WHAT IS REQUIRED:
Below are the records; count the lines that include the string "hours" and give only that number.

Items listed in a dataset
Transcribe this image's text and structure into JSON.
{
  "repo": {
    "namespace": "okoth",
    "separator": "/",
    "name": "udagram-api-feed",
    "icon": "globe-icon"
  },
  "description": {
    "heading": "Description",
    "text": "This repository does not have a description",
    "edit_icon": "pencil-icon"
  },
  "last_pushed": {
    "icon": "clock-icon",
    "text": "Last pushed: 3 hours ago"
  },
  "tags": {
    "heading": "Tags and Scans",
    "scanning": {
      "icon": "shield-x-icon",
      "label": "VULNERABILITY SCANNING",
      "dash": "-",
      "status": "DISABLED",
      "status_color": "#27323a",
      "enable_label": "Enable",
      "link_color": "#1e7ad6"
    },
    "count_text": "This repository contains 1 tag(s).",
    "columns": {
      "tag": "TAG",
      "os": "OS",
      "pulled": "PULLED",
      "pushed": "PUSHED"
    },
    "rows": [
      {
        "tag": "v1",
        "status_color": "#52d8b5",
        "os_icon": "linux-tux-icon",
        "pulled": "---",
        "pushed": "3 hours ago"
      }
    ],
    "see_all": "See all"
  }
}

YOUR SOLUTION:
2